(EXTRACTED MATERIAL begins)

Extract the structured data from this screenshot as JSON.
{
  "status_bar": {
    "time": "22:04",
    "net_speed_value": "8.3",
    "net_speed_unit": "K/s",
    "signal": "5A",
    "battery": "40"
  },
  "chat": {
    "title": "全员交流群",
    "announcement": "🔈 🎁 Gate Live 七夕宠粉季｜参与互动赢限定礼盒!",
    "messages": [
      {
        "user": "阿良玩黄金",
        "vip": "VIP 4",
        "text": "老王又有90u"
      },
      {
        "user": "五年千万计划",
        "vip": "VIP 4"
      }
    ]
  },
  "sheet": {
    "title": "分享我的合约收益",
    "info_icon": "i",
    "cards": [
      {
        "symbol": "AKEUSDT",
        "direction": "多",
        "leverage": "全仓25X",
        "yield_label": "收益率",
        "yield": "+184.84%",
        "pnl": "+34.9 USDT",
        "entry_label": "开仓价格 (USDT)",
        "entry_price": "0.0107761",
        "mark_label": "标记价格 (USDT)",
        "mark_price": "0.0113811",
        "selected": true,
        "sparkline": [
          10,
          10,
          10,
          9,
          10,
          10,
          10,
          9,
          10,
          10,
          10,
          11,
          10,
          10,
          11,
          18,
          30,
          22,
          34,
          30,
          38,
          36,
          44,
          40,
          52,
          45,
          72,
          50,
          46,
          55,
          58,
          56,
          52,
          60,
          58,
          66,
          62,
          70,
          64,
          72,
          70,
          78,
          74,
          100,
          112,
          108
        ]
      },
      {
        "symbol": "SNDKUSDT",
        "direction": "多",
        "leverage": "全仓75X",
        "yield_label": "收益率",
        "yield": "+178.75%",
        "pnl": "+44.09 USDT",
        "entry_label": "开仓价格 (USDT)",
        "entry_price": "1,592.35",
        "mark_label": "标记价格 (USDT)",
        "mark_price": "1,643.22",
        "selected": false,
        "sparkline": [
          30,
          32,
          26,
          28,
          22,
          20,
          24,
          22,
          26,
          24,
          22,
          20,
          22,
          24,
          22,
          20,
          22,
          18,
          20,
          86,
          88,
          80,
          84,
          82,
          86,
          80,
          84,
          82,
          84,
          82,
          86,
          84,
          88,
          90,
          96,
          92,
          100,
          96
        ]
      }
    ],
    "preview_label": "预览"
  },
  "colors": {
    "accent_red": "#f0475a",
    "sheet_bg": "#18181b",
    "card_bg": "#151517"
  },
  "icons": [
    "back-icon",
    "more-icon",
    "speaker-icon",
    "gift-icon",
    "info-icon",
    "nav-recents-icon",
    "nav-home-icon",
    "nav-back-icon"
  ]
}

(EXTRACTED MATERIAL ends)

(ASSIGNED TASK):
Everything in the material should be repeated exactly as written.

(ANSWER FOR THIS EXERCISE):
Extract the structured data from this screenshot as JSON.
{
  "status_bar": {
    "time": "22:04",
    "net_speed_value": "8.3",
    "net_speed_unit": "K/s",
    "signal": "5A",
    "battery": "40"
  },
  "chat": {
    "title": "全员交流群",
    "announcement": "🔈 🎁 Gate Live 七夕宠粉季｜参与互动赢限定礼盒!",
    "messages": [
      {
        "user": "阿良玩黄金",
        "vip": "VIP 4",
        "text": "老王又有90u"
      },
      {
        "user": "五年千万计划",
        "vip": "VIP 4"
      }
    ]
  },
  "sheet": {
    "title": "分享我的合约收益",
    "info_icon": "i",
    "cards": [
      {
        "symbol": "AKEUSDT",
        "direction": "多",
        "leverage": "全仓25X",
        "yield_label": "收益率",
        "yield": "+184.84%",
        "pnl": "+34.9 USDT",
        "entry_label": "开仓价格 (USDT)",
        "entry_price": "0.0107761",
        "mark_label": "标记价格 (USDT)",
        "mark_price": "0.0113811",
        "selected": true,
        "sparkline": [
          10,
          10,
          10,
          9,
          10,
          10,
          10,
          9,
          10,
          10,
          10,
          11,
          10,
          10,
          11,
          18,
          30,
          22,
          34,
          30,
          38,
          36,
          44,
          40,
          52,
          45,
          72,
          50,
          46,
          55,
          58,
          56,
          52,
          60,
          58,
          66,
          62,
          70,
          64,
          72,
          70,
          78,
          74,
          100,
          112,
          108
        ]
      },
      {
        "symbol": "SNDKUSDT",
        "direction": "多",
        "leverage": "全仓75X",
        "yield_label": "收益率",
        "yield": "+178.75%",
        "pnl": "+44.09 USDT",
        "entry_label": "开仓价格 (USDT)",
        "entry_price": "1,592.35",
        "mark_label": "标记价格 (USDT)",
        "mark_price": "1,643.22",
        "selected": false,
        "sparkline": [
          30,
          32,
          26,
          28,
          22,
          20,
          24,
          22,
          26,
          24,
          22,
          20,
          22,
          24,
          22,
          20,
          22,
          18,
          20,
          86,
          88,
          80,
          84,
          82,
          86,
          80,
          84,
          82,
          84,
          82,
          86,
          84,
          88,
          90,
          96,
          92,
          100,
          96
        ]
      }
    ],
    "preview_label": "预览"
  },
  "colors": {
    "accent_red": "#f0475a",
    "sheet_bg": "#18181b",
    "card_bg": "#151517"
  },
  "icons": [
    "back-icon",
    "more-icon",
    "speaker-icon",
    "gift-icon",
    "info-icon",
    "nav-recents-icon",
    "nav-home-icon",
    "nav-back-icon"
  ]
}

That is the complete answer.